References[edit]

  1. ^ Pooler, C[harles] Knox, ed. (1918). The Works of Shakespeare: Sonnets. The Arden Shakespeare [1st series]. London: Methuen & Company. OCLC 4770201. 
  2. ^ Articles by FORT, J.A.(1933-01-01)."The Order And Chronology Of Shakespeare's Sonnets".Res.oxfordjournals.org.
  3. ^ ^Boyd, William (19 November 2005). "Two Loves Have I". The Guardian.
  4. ^ Vendler, Helen . The Art of Shakespeare's Sonnets. 1997. President and Fellows of Harvard College. Belknep press of Harvard, Cambridge, Mass. London, England. Pgs. 217-221.
  5. ^ a b c d e Shakespeare, William, and David Alexander. West. "41." Shakespeare's Sonnets: With a New Commentary.

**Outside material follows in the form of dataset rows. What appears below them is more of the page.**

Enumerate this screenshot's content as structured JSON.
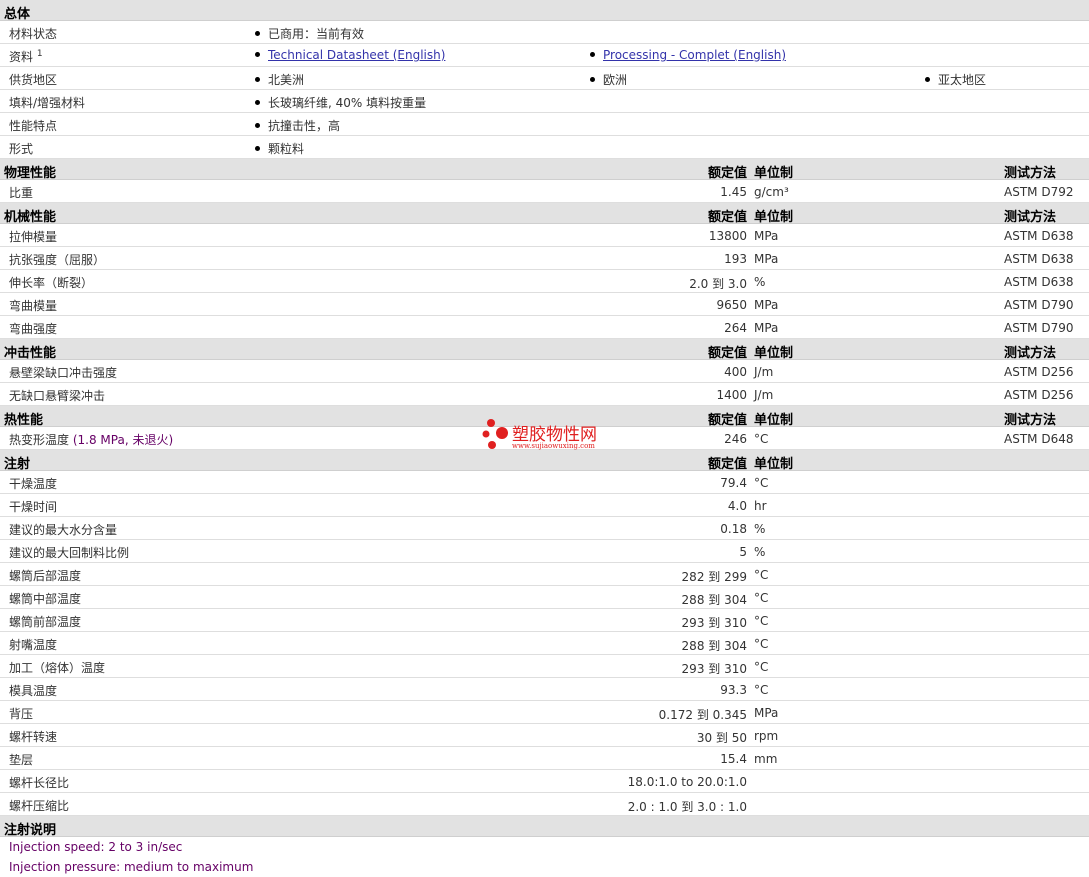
{
  "general": {
    "title": "总体",
    "rows": [
      {
        "label": "材料状态",
        "items": [
          "已商用：当前有效"
        ]
      },
      {
        "label": "资料",
        "sup": "1",
        "links": [
          "Technical Datasheet (English)",
          "Processing - Complet (English)"
        ]
      },
      {
        "label": "供货地区",
        "items": [
          "北美洲",
          "欧洲",
          "亚太地区"
        ]
      },
      {
        "label": "填料/增强材料",
        "items": [
          "长玻璃纤维, 40% 填料按重量"
        ]
      },
      {
        "label": "性能特点",
        "items": [
          "抗撞击性，高"
        ]
      },
      {
        "label": "形式",
        "items": [
          "颗粒料"
        ]
      }
    ]
  },
  "headers": {
    "value": "额定值",
    "unit": "单位制",
    "test": "测试方法"
  },
  "physical": {
    "title": "物理性能",
    "rows": [
      {
        "label": "比重",
        "value": "1.45",
        "unit": "g/cm³",
        "test": "ASTM D792"
      }
    ]
  },
  "mechanical": {
    "title": "机械性能",
    "rows": [
      {
        "label": "拉伸模量",
        "value": "13800",
        "unit": "MPa",
        "test": "ASTM D638"
      },
      {
        "label": "抗张强度（屈服）",
        "value": "193",
        "unit": "MPa",
        "test": "ASTM D638"
      },
      {
        "label": "伸长率（断裂）",
        "value": "2.0 到  3.0",
        "unit": "%",
        "test": "ASTM D638"
      },
      {
        "label": "弯曲模量",
        "value": "9650",
        "unit": "MPa",
        "test": "ASTM D790"
      },
      {
        "label": "弯曲强度",
        "value": "264",
        "unit": "MPa",
        "test": "ASTM D790"
      }
    ]
  },
  "impact": {
    "title": "冲击性能",
    "rows": [
      {
        "label": "悬壁梁缺口冲击强度",
        "value": "400",
        "unit": "J/m",
        "test": "ASTM D256"
      },
      {
        "label": "无缺口悬臂梁冲击",
        "value": "1400",
        "unit": "J/m",
        "test": "ASTM D256"
      }
    ]
  },
  "thermal": {
    "title": "热性能",
    "rows": [
      {
        "label": "热变形温度",
        "label_extra": "(1.8 MPa, 未退火)",
        "value": "246",
        "unit": "°C",
        "test": "ASTM D648"
      }
    ]
  },
  "injection": {
    "title": "注射",
    "rows": [
      {
        "label": "干燥温度",
        "value": "79.4",
        "unit": "°C"
      },
      {
        "label": "干燥时间",
        "value": "4.0",
        "unit": "hr"
      },
      {
        "label": "建议的最大水分含量",
        "value": "0.18",
        "unit": "%"
      },
      {
        "label": "建议的最大回制料比例",
        "value": "5",
        "unit": "%"
      },
      {
        "label": "螺筒后部温度",
        "value": "282 到  299",
        "unit": "°C"
      },
      {
        "label": "螺筒中部温度",
        "value": "288 到  304",
        "unit": "°C"
      },
      {
        "label": "螺筒前部温度",
        "value": "293 到  310",
        "unit": "°C"
      },
      {
        "label": "射嘴温度",
        "value": "288 到  304",
        "unit": "°C"
      },
      {
        "label": "加工（熔体）温度",
        "value": "293 到  310",
        "unit": "°C"
      },
      {
        "label": "模具温度",
        "value": "93.3",
        "unit": "°C"
      },
      {
        "label": "背压",
        "value": "0.172 到  0.345",
        "unit": "MPa"
      },
      {
        "label": "螺杆转速",
        "value": "30 到  50",
        "unit": "rpm"
      },
      {
        "label": "垫层",
        "value": "15.4",
        "unit": "mm"
      },
      {
        "label": "螺杆长径比",
        "value": "18.0:1.0 to 20.0:1.0",
        "unit": ""
      },
      {
        "label": "螺杆压缩比",
        "value": "2.0 : 1.0 到  3.0 : 1.0",
        "unit": ""
      }
    ]
  },
  "injection_notes": {
    "title": "注射说明",
    "lines": [
      "Injection speed: 2 to 3 in/sec",
      "Injection pressure: medium to maximum"
    ]
  },
  "watermark": {
    "cn": "塑胶物性网",
    "en": "www.sujiaowuxing.com"
  }
}
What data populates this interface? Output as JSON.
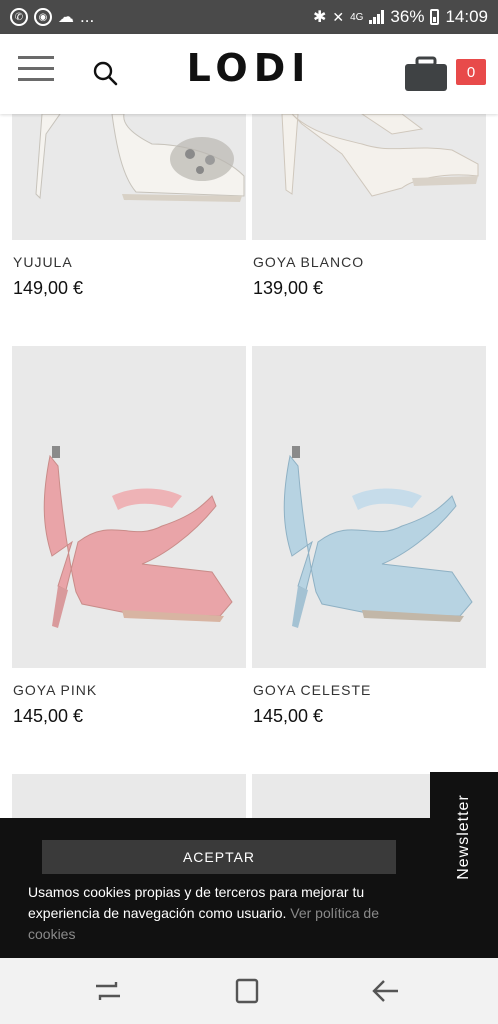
{
  "status_bar": {
    "left_extra": "...",
    "network": "4G",
    "battery": "36%",
    "time": "14:09"
  },
  "header": {
    "logo": "LODI",
    "cart_count": "0"
  },
  "products": [
    {
      "name": "YUJULA",
      "price": "149,00 €",
      "color": "#f5f3ef",
      "accent": "#b9b6b0"
    },
    {
      "name": "GOYA BLANCO",
      "price": "139,00 €",
      "color": "#f4f1ec",
      "accent": "#cfc7bc"
    },
    {
      "name": "GOYA PINK",
      "price": "145,00 €",
      "color": "#e9a4a8",
      "accent": "#c98c89"
    },
    {
      "name": "GOYA CELESTE",
      "price": "145,00 €",
      "color": "#b7d3e2",
      "accent": "#8fb1c4"
    }
  ],
  "newsletter_tab": "Newsletter",
  "cookie_banner": {
    "accept_label": "ACEPTAR",
    "text": "Usamos cookies propias y de terceros para mejorar tu experiencia de navegación como usuario.",
    "link": "Ver política de cookies"
  },
  "colors": {
    "status_bar_bg": "#4a4a4a",
    "cart_badge": "#e84a4a",
    "cookie_bg": "#111111"
  }
}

London: Gerald Duckworth & Co, 2007. 140. Print.
  6. ^ "Shakespeare's Words | Henry VI Part 1 | William Shakespeare". www.shakespeareswords.com. Retrieved 2015-10-07. 
  7. ^ "Shakespeare's Words | All's Well That Ends Well | William Shakespeare". Shakespeareswords.com. Retrieved 2016-03-15. 
  8. ^ a b c d "Shakespeare's Words | Henry V | William Shakespeare". Shakespeareswords.com. Retrieved 2016-03-15. 
  9. ^ (Katherine Duncan-Jones. "Shakespeare's Sonnets." Bloomsbury Methuen Drama.)
  10. ^ Shakespeare, William, and David Alexander. West. "41." Shakespeare's Sonnets: With a New Commentary. London: Gerald Duckworth & Co, 2007. 139. Print.
  11. ^ a b c d Shakespeare, William, and Katherine Duncan-Jones. "41." Shakespeare's Sonnets. London: Methuen Drama, 2010. 192-93. Print.
  12. ^ a b c d e Shakespeare, William, and Carl D. Atkins. "Sonnet 41." Shakespeare's Sonnets: With Three Hundred Years of Commentary. Madison: Fairleigh Dickinson UP, 2007. 122. Print.
  13. ^ Shakespeare, William, and David Alexander. West. "41." Shakespeare's Sonnets: With a New Commentary. London: Gerald Duckworth & Co, 2007. 141. Print.
  14. ^ Shakespeare, William, and Katherine Duncan-Jones. "41." Shakespeare's Sonnets. London: Methuen Drama, 2010. 192. Print.

Further reading[edit]

First edition and facsimile
Variorum editions
Modern critical editions